Scan the entries and copy each line where the word "value" is present.
- Opening Delimiter -
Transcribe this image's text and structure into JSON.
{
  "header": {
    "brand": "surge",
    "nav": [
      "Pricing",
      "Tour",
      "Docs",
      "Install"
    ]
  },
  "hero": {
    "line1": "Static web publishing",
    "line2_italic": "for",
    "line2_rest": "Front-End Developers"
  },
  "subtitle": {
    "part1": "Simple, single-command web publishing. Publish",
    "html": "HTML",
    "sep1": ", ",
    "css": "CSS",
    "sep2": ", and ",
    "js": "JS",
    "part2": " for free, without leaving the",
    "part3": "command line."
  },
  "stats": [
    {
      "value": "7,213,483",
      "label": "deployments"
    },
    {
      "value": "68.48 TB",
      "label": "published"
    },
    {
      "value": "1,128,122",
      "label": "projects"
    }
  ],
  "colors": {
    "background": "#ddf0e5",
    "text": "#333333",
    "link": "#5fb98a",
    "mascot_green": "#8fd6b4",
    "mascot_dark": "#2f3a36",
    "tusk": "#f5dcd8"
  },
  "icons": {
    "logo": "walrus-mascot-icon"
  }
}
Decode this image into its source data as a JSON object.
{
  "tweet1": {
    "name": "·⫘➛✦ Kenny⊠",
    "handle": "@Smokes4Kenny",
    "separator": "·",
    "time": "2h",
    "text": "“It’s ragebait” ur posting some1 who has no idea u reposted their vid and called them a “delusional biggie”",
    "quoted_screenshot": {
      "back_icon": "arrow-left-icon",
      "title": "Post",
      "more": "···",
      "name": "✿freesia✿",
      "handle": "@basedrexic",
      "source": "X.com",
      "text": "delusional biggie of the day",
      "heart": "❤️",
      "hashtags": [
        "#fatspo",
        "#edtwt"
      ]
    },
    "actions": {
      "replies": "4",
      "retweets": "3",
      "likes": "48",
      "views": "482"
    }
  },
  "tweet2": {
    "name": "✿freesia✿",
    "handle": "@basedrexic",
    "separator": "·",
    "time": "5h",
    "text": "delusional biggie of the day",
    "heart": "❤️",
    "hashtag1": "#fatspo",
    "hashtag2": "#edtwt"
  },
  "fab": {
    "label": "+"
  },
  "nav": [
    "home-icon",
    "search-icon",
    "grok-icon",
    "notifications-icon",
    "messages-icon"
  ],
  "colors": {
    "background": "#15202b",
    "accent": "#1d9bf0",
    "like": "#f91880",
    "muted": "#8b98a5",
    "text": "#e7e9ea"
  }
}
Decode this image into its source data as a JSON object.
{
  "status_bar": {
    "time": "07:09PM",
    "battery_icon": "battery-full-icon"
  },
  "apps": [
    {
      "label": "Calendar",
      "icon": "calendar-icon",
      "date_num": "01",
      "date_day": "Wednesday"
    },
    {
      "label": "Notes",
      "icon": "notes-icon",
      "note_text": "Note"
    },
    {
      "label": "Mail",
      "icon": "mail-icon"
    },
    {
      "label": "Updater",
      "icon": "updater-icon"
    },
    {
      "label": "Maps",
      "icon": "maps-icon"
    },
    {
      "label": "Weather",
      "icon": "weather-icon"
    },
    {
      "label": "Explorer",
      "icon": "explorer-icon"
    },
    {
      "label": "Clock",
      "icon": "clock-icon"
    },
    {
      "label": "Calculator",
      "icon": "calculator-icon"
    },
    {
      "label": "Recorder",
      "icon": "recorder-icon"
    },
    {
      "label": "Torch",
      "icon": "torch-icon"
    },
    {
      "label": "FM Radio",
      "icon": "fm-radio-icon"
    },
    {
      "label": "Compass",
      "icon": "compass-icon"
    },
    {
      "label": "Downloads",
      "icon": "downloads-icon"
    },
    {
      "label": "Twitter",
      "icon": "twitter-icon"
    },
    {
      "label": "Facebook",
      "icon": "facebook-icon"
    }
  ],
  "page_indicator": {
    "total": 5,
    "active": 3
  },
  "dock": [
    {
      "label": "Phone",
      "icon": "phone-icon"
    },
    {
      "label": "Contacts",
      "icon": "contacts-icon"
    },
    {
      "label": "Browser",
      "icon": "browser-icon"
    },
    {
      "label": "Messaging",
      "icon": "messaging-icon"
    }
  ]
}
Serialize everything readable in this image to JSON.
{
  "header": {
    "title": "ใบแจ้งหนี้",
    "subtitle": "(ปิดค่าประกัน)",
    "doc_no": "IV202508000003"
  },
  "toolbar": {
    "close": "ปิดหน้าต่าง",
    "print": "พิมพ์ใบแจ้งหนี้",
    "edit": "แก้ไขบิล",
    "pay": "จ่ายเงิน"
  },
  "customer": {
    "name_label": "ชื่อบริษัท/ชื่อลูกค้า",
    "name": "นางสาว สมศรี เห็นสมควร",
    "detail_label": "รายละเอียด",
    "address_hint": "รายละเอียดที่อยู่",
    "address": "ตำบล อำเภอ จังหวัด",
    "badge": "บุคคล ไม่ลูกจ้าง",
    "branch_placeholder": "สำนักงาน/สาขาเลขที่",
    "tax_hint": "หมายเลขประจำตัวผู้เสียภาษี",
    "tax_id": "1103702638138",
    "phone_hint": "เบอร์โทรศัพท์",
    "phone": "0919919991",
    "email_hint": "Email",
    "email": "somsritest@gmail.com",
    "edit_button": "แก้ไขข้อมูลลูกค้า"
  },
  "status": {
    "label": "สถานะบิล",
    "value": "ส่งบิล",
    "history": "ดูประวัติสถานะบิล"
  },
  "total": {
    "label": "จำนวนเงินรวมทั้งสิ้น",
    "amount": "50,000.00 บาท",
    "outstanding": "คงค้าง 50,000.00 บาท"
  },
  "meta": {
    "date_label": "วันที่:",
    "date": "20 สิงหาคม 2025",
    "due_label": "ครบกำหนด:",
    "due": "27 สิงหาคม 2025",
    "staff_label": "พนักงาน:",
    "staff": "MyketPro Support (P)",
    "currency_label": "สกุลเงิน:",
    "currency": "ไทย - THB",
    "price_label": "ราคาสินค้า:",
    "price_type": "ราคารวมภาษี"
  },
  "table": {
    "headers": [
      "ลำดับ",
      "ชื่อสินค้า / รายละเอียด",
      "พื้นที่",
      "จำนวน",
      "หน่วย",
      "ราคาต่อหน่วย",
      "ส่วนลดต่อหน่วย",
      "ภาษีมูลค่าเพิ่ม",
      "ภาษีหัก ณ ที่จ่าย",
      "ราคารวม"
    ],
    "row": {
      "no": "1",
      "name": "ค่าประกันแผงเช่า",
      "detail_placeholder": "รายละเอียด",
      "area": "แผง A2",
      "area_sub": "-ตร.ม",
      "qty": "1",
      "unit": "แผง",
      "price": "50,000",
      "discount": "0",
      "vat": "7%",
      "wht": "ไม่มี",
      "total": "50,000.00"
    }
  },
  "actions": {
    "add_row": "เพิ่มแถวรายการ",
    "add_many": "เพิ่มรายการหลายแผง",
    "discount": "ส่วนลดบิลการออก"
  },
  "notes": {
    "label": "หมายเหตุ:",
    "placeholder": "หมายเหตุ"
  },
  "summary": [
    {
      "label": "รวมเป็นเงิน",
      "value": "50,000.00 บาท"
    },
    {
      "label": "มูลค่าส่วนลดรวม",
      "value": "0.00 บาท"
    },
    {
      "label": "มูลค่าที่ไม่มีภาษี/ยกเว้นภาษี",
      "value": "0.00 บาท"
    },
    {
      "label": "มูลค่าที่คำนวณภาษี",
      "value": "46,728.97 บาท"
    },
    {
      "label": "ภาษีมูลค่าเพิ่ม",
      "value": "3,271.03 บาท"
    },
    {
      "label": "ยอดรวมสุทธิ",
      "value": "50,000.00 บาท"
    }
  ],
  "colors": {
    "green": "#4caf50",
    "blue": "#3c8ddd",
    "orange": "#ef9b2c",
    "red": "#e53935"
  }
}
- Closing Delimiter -
EXERCISE SOLUTION:
      "value": "7,213,483",
      "value": "68.48 TB",
      "value": "1,128,122",
    "value": "ส่งบิล",
      "value": "50,000.00 บาท"
      "value": "0.00 บาท"
      "value": "0.00 บาท"
      "value": "46,728.97 บาท"
      "value": "3,271.03 บาท"
      "value": "50,000.00 บาท"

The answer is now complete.